Toxic effects occurred in rats fed diets containing 1.5% fumaric acid for two years. An increase in mortality rate and more atrophy of the testis were seen in rats fed 1.5% fumaric acid. Inanition seems at least partly responsible for atrophy of the testis.
No adverse effects on reproductive organs were reported in a concurrent study using female rats administered up to 1.2% fumaric acid in the diet for 2 years.
The NOAEL was 1.2% or circa 600 mg/kg bw/day.
A concurrent study conducted in a similar manner with male and female rats showed no adverse effects on reproductive organs after administration of up to 1.2% fumaric acid in the diet for 2 years. Based on the low incidence of mortality of male rats, 1.2% is very near a NOAEL for chronic exposure to fumaric acid (600 mg/kg bw). The 1.2% NOAEL (600 mg/kg bw/day) derived from the available long term rat toxicity data was confirmed as the appropriate point of departure by two reviews - The International Programme on Chemical Safety (WHO 1975 Food Additive Series 6) report and the findings ofthe European Commission DG C Report of the Scientific Committee on animal nutrition on the safety of fumaric acid (SCAN, 2003).
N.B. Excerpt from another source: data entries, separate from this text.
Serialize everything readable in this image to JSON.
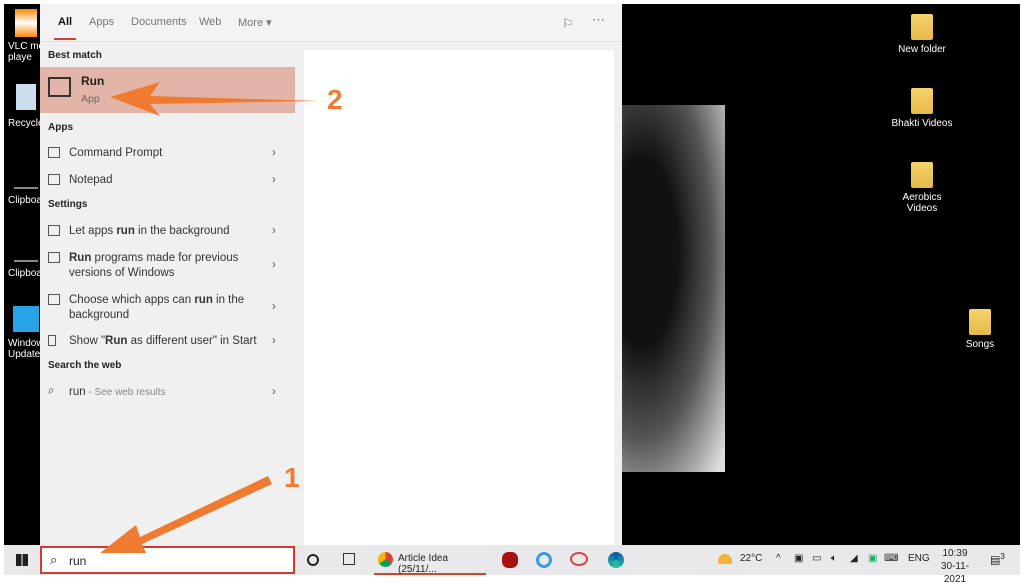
{
  "desktop": {
    "left_icons": [
      "VLC me\nplaye",
      "Recycle",
      "Clipboa",
      "Clipboa",
      "Window\nUpdate"
    ],
    "right_icons": [
      "New folder",
      "Bhakti Videos",
      "Aerobics Videos",
      "Songs"
    ]
  },
  "start_menu": {
    "tabs": [
      "All",
      "Apps",
      "Documents",
      "Web",
      "More"
    ],
    "active_tab": "All",
    "best_match_header": "Best match",
    "best_match": {
      "title": "Run",
      "subtitle": "App"
    },
    "apps_header": "Apps",
    "apps": [
      "Command Prompt",
      "Notepad"
    ],
    "settings_header": "Settings",
    "settings": [
      {
        "pre": "Let apps ",
        "bold": "run",
        "post": " in the background"
      },
      {
        "pre": "",
        "bold": "Run",
        "post": " programs made for previous versions of Windows"
      },
      {
        "pre": "Choose which apps can ",
        "bold": "run",
        "post": " in the background"
      },
      {
        "pre": "Show \"",
        "bold": "Run",
        "post": " as different user\" in Start"
      }
    ],
    "web_header": "Search the web",
    "web_item": {
      "query": "run",
      "suffix": " - See web results"
    }
  },
  "taskbar": {
    "search_value": "run",
    "chrome_tab": "Article Idea (25/11/...",
    "weather": "22°C",
    "language": "ENG",
    "time": "10:39",
    "date": "30-11-2021",
    "notifications": "3"
  },
  "annotations": {
    "label1": "1",
    "label2": "2",
    "color": "#f07a30"
  }
}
In the SCAN report, a safe use was established in piglets in the field at circa 1000 mg/kg bw/day and circa 2000 mg/kg bw/day in experimental data. For human psoriatic patients the safe use was 0.9g fumaric acid equivalent/d or circa 15 mg/kg bw/day.
The WHO report contains confirmation of the study in which groups of rats were dosed at 1.2% fumaric acid without adverse toxicological effects.
Executive summary:

Groups of 12 male and 12 female rats were fed 0, 0.1, 0.5, 0.8 or 1.2% fumaric acid, and groups of 12 male rats were fed 0, 0.5, 1 or 1.5% fumaric acid for 2 years.A very slight increase in mortality rate and some testicular atrophy was observed after administration of 1.5% fumaric acid (approximately 750 mg/kg bw/day). Gross and microscopic examination of major organs revealed no abnormalities. Two rats receiving 1% or 0.5% had stomach inflammation. The authors of this study concluded that inanition was partly responsible for testicular atrophy. In the study with female rats, no adverse effects on reproductive organs were observed after administration of up to 1.2% fumaric acid in the diet. Based on the low incidence of mortality of male rats, 1.2% is very near a NOAEL for chronic exposure to fumaric acid (600 mg/kg bw). The 1.2% NOAEL (600 mg/kg bw/day) derived from the available long term rat toxicity data was confirmed as the appropriate point of departure by two reviews - The International Programme on Chemical Safety (WHO 1975 Food Additive Series 6) report and the findings of the European Commission DG C Report of the Scientific Committee on animal nutrition on the safety of fumaric acid.